Wednesday, March 13, 2024

Do you and I see colors the same way?

Suppose that Mary and Twin Mary live almost exactly duplicate lives in an almost black-and-white environment. The exception to the duplication of the lives and to the black-and-white character of the environment is that on their 18th birthday, each sees a colored square for a minute. Mary sees a green square and Twin Mary sees a blue square.

Intuitively, Mary and Twin Mary have different phenomenal experiences on their 18th birthday. But while I acknowledge that this is intuitive, I think it is also deniable. We might suppose that they simply have a “new color” experience on their 18th birthday, but it is qualitatively the same “new color” experience. Maybe what determines the qualitative character of a color experience is not the physical color that is perceived, but the relationship of this color to the whole body of our experience. Given that green and blue have the same relationship to the other (i.e., monochromatic) color experiences of Mary and Twin-Mary, it may be that they appear the same way.

If this kind of relationalism is correct, then it is very likely that when you and I look at the same blue sky, our experiences are qualitatively different. Your phenomenal experience is defined by its position in the network of your experiences and mine is defined by its position in the network of my experiences. Since these networks are different, the experiences are different. Somehow I find this idea somewhat plausible. It is even more plausible some experiences other than colors. Take tastes and smells. It’s not unlikely that fried cabbage tastes differently to me because in the network of my experiences it has connections to experiences of my grandmother’s cooking that it does not have in your network.

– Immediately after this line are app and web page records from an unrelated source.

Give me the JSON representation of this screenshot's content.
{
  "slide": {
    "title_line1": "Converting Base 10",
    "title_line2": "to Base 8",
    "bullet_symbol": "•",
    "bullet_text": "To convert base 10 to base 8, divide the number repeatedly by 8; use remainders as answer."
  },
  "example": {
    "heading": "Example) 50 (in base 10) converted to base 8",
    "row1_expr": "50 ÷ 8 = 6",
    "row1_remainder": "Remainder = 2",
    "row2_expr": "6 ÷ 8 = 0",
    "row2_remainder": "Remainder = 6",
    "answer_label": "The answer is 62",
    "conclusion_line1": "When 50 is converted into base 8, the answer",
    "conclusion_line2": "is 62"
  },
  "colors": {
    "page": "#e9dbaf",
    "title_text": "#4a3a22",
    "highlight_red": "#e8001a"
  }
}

Such a relationalism could help explain the wide variation in sensory preferences. We normally suppose that people disagree on which tastes they like and dislike. But what if they don’t? What if instead the phenomenal tastes are different? What if banana muffins, which I dislike, taste differently to me than they do to most people, because they have a place in a different network of experiences, and if banana muffins tasted to me like they do to you, I would like them just as much?

In his original Mary thought experiment, Jackson says that monochrome Mary upon experiencing red for the first time learns what experience other people were having when they saw a red tomato. If the above hypothesis is right, she doesn’t learn that at all. Other people’s experiences of a red tomato would be very different from Mary’s, because Mary’s monochrome upbringing would place the red tomato in a very different network of experiences from that which it has in other people’s networks of experiences. (I don’t think this does much damage to the thought experiment as an argument against physicalism. Mary still seems to learn something—what it is to have an experience occupying such-and-such a spot in her network of experiences.)

1 comment:

SMatthewStolte said...

Suppose that, the day after their 18th birthday, Mary and Twin Mary are presented with two color splotches: a green one on the left and a blue one on the right. I guess that you would want to say that this would be the first time they had different experiences, because Mary would have the experience of seeing a new color on one side and Twin Mary would have the experience of seeing a new color on the other side.

Things will get chaotic and messy pretty fast on this picture, but I don’t know if that is good or bad.

Vaguely related question: Do we have to exclude all modal properties from this network of experiences or do we include them somehow?